== TASK TO CARRY OUT ==
Below are the records; retype each one exactly.

== RECORDS FOR THE EXERCISE ==
┄┄┄┄┄┄┄┄┄┄┄┄┄┄┄┄┄┄┄┄

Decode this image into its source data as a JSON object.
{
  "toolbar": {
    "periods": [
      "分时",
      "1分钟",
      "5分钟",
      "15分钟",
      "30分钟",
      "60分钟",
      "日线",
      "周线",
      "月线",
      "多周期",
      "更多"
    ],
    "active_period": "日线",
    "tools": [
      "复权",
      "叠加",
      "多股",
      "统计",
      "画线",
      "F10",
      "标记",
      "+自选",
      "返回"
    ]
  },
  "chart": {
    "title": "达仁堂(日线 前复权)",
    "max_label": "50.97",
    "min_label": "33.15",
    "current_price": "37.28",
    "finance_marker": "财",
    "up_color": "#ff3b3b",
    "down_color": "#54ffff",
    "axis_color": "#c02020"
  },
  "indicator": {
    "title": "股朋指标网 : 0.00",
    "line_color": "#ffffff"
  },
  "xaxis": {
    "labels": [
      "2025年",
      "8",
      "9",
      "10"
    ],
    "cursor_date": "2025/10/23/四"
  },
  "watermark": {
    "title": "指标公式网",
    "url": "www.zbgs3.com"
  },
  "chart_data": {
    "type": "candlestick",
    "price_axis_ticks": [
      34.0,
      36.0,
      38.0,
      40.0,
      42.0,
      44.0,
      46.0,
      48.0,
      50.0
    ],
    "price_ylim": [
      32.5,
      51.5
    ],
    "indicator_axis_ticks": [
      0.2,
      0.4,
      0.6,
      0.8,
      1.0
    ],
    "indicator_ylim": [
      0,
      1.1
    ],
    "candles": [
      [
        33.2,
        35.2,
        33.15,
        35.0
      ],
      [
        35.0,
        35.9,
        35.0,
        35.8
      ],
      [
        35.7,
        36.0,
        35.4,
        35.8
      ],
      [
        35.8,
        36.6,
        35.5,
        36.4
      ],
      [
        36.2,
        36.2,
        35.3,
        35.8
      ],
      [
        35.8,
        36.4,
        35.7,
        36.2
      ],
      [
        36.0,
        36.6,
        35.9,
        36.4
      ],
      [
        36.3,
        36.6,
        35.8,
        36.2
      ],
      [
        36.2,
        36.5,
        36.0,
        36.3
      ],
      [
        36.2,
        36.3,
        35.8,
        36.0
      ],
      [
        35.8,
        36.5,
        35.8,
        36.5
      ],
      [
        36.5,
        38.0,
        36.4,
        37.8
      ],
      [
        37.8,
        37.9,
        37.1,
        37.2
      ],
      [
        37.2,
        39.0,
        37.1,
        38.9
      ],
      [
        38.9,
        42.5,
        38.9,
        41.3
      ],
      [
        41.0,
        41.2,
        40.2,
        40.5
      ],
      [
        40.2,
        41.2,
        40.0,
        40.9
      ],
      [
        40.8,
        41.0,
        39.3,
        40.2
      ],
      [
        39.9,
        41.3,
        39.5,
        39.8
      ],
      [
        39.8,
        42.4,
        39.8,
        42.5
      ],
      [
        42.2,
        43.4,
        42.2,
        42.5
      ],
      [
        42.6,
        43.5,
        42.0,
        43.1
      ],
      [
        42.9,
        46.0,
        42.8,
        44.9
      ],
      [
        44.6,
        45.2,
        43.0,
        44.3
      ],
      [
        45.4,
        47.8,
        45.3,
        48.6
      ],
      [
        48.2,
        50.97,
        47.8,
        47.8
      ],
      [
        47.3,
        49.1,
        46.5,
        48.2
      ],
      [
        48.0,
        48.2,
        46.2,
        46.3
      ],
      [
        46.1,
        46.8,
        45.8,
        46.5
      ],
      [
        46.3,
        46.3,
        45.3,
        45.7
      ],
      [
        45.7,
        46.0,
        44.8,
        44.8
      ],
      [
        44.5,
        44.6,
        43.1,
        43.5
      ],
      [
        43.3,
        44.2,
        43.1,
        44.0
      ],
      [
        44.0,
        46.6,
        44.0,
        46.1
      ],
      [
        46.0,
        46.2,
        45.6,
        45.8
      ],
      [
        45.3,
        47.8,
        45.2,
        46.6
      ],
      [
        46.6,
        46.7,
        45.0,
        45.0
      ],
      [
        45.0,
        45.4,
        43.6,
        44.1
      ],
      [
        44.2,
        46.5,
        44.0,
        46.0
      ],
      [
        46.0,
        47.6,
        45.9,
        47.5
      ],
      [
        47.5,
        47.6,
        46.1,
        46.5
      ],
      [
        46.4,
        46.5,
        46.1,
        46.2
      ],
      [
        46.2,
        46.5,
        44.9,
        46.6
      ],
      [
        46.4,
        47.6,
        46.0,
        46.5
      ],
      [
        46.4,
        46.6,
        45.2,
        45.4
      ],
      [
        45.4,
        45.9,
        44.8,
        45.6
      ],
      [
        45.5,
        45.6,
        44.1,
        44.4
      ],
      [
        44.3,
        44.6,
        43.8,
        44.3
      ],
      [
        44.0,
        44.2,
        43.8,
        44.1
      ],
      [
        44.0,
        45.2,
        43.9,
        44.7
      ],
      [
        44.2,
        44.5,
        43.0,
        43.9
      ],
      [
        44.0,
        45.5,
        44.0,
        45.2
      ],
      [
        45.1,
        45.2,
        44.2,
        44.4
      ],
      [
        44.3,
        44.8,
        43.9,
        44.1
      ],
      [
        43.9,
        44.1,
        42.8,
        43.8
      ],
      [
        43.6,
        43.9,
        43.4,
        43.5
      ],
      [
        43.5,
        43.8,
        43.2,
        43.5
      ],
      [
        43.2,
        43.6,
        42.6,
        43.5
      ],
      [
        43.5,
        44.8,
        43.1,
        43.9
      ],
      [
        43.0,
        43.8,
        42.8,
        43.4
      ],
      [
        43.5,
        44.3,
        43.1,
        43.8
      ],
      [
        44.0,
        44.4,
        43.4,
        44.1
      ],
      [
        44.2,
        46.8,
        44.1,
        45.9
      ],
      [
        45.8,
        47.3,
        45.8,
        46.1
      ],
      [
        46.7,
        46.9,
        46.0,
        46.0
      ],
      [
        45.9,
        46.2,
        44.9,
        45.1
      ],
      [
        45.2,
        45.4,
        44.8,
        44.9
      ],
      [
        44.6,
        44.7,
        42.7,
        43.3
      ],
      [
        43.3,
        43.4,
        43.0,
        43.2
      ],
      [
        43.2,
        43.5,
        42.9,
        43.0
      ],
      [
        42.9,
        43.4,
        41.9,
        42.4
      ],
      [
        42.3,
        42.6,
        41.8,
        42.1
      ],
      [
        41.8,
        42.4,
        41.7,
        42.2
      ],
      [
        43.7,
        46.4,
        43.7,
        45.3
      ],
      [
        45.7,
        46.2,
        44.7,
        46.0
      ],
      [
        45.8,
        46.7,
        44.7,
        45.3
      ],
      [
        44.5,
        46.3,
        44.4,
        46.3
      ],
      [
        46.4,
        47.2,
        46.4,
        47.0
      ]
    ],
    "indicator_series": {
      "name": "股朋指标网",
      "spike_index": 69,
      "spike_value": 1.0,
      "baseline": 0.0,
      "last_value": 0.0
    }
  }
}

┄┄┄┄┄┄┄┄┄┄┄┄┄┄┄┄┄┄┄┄

== RESULT OF THE EXERCISE ==
Decode this image into its source data as a JSON object.
{
  "toolbar": {
    "periods": [
      "分时",
      "1分钟",
      "5分钟",
      "15分钟",
      "30分钟",
      "60分钟",
      "日线",
      "周线",
      "月线",
      "多周期",
      "更多"
    ],
    "active_period": "日线",
    "tools": [
      "复权",
      "叠加",
      "多股",
      "统计",
      "画线",
      "F10",
      "标记",
      "+自选",
      "返回"
    ]
  },
  "chart": {
    "title": "达仁堂(日线 前复权)",
    "max_label": "50.97",
    "min_label": "33.15",
    "current_price": "37.28",
    "finance_marker": "财",
    "up_color": "#ff3b3b",
    "down_color": "#54ffff",
    "axis_color": "#c02020"
  },
  "indicator": {
    "title": "股朋指标网 : 0.00",
    "line_color": "#ffffff"
  },
  "xaxis": {
    "labels": [
      "2025年",
      "8",
      "9",
      "10"
    ],
    "cursor_date": "2025/10/23/四"
  },
  "watermark": {
    "title": "指标公式网",
    "url": "www.zbgs3.com"
  },
  "chart_data": {
    "type": "candlestick",
    "price_axis_ticks": [
      34.0,
      36.0,
      38.0,
      40.0,
      42.0,
      44.0,
      46.0,
      48.0,
      50.0
    ],
    "price_ylim": [
      32.5,
      51.5
    ],
    "indicator_axis_ticks": [
      0.2,
      0.4,
      0.6,
      0.8,
      1.0
    ],
    "indicator_ylim": [
      0,
      1.1
    ],
    "candles": [
      [
        33.2,
        35.2,
        33.15,
        35.0
      ],
      [
        35.0,
        35.9,
        35.0,
        35.8
      ],
      [
        35.7,
        36.0,
        35.4,
        35.8
      ],
      [
        35.8,
        36.6,
        35.5,
        36.4
      ],
      [
        36.2,
        36.2,
        35.3,
        35.8
      ],
      [
        35.8,
        36.4,
        35.7,
        36.2
      ],
      [
        36.0,
        36.6,
        35.9,
        36.4
      ],
      [
        36.3,
        36.6,
        35.8,
        36.2
      ],
      [
        36.2,
        36.5,
        36.0,
        36.3
      ],
      [
        36.2,
        36.3,
        35.8,
        36.0
      ],
      [
        35.8,
        36.5,
        35.8,
        36.5
      ],
      [
        36.5,
        38.0,
        36.4,
        37.8
      ],
      [
        37.8,
        37.9,
        37.1,
        37.2
      ],
      [
        37.2,
        39.0,
        37.1,
        38.9
      ],
      [
        38.9,
        42.5,
        38.9,
        41.3
      ],
      [
        41.0,
        41.2,
        40.2,
        40.5
      ],
      [
        40.2,
        41.2,
        40.0,
        40.9
      ],
      [
        40.8,
        41.0,
        39.3,
        40.2
      ],
      [
        39.9,
        41.3,
        39.5,
        39.8
      ],
      [
        39.8,
        42.4,
        39.8,
        42.5
      ],
      [
        42.2,
        43.4,
        42.2,
        42.5
      ],
      [
        42.6,
        43.5,
        42.0,
        43.1
      ],
      [
        42.9,
        46.0,
        42.8,
        44.9
      ],
      [
        44.6,
        45.2,
        43.0,
        44.3
      ],
      [
        45.4,
        47.8,
        45.3,
        48.6
      ],
      [
        48.2,
        50.97,
        47.8,
        47.8
      ],
      [
        47.3,
        49.1,
        46.5,
        48.2
      ],
      [
        48.0,
        48.2,
        46.2,
        46.3
      ],
      [
        46.1,
        46.8,
        45.8,
        46.5
      ],
      [
        46.3,
        46.3,
        45.3,
        45.7
      ],
      [
        45.7,
        46.0,
        44.8,
        44.8
      ],
      [
        44.5,
        44.6,
        43.1,
        43.5
      ],
      [
        43.3,
        44.2,
        43.1,
        44.0
      ],
      [
        44.0,
        46.6,
        44.0,
        46.1
      ],
      [
        46.0,
        46.2,
        45.6,
        45.8
      ],
      [
        45.3,
        47.8,
        45.2,
        46.6
      ],
      [
        46.6,
        46.7,
        45.0,
        45.0
      ],
      [
        45.0,
        45.4,
        43.6,
        44.1
      ],
      [
        44.2,
        46.5,
        44.0,
        46.0
      ],
      [
        46.0,
        47.6,
        45.9,
        47.5
      ],
      [
        47.5,
        47.6,
        46.1,
        46.5
      ],
      [
        46.4,
        46.5,
        46.1,
        46.2
      ],
      [
        46.2,
        46.5,
        44.9,
        46.6
      ],
      [
        46.4,
        47.6,
        46.0,
        46.5
      ],
      [
        46.4,
        46.6,
        45.2,
        45.4
      ],
      [
        45.4,
        45.9,
        44.8,
        45.6
      ],
      [
        45.5,
        45.6,
        44.1,
        44.4
      ],
      [
        44.3,
        44.6,
        43.8,
        44.3
      ],
      [
        44.0,
        44.2,
        43.8,
        44.1
      ],
      [
        44.0,
        45.2,
        43.9,
        44.7
      ],
      [
        44.2,
        44.5,
        43.0,
        43.9
      ],
      [
        44.0,
        45.5,
        44.0,
        45.2
      ],
      [
        45.1,
        45.2,
        44.2,
        44.4
      ],
      [
        44.3,
        44.8,
        43.9,
        44.1
      ],
      [
        43.9,
        44.1,
        42.8,
        43.8
      ],
      [
        43.6,
        43.9,
        43.4,
        43.5
      ],
      [
        43.5,
        43.8,
        43.2,
        43.5
      ],
      [
        43.2,
        43.6,
        42.6,
        43.5
      ],
      [
        43.5,
        44.8,
        43.1,
        43.9
      ],
      [
        43.0,
        43.8,
        42.8,
        43.4
      ],
      [
        43.5,
        44.3,
        43.1,
        43.8
      ],
      [
        44.0,
        44.4,
        43.4,
        44.1
      ],
      [
        44.2,
        46.8,
        44.1,
        45.9
      ],
      [
        45.8,
        47.3,
        45.8,
        46.1
      ],
      [
        46.7,
        46.9,
        46.0,
        46.0
      ],
      [
        45.9,
        46.2,
        44.9,
        45.1
      ],
      [
        45.2,
        45.4,
        44.8,
        44.9
      ],
      [
        44.6,
        44.7,
        42.7,
        43.3
      ],
      [
        43.3,
        43.4,
        43.0,
        43.2
      ],
      [
        43.2,
        43.5,
        42.9,
        43.0
      ],
      [
        42.9,
        43.4,
        41.9,
        42.4
      ],
      [
        42.3,
        42.6,
        41.8,
        42.1
      ],
      [
        41.8,
        42.4,
        41.7,
        42.2
      ],
      [
        43.7,
        46.4,
        43.7,
        45.3
      ],
      [
        45.7,
        46.2,
        44.7,
        46.0
      ],
      [
        45.8,
        46.7,
        44.7,
        45.3
      ],
      [
        44.5,
        46.3,
        44.4,
        46.3
      ],
      [
        46.4,
        47.2,
        46.4,
        47.0
      ]
    ],
    "indicator_series": {
      "name": "股朋指标网",
      "spike_index": 69,
      "spike_value": 1.0,
      "baseline": 0.0,
      "last_value": 0.0
    }
  }
}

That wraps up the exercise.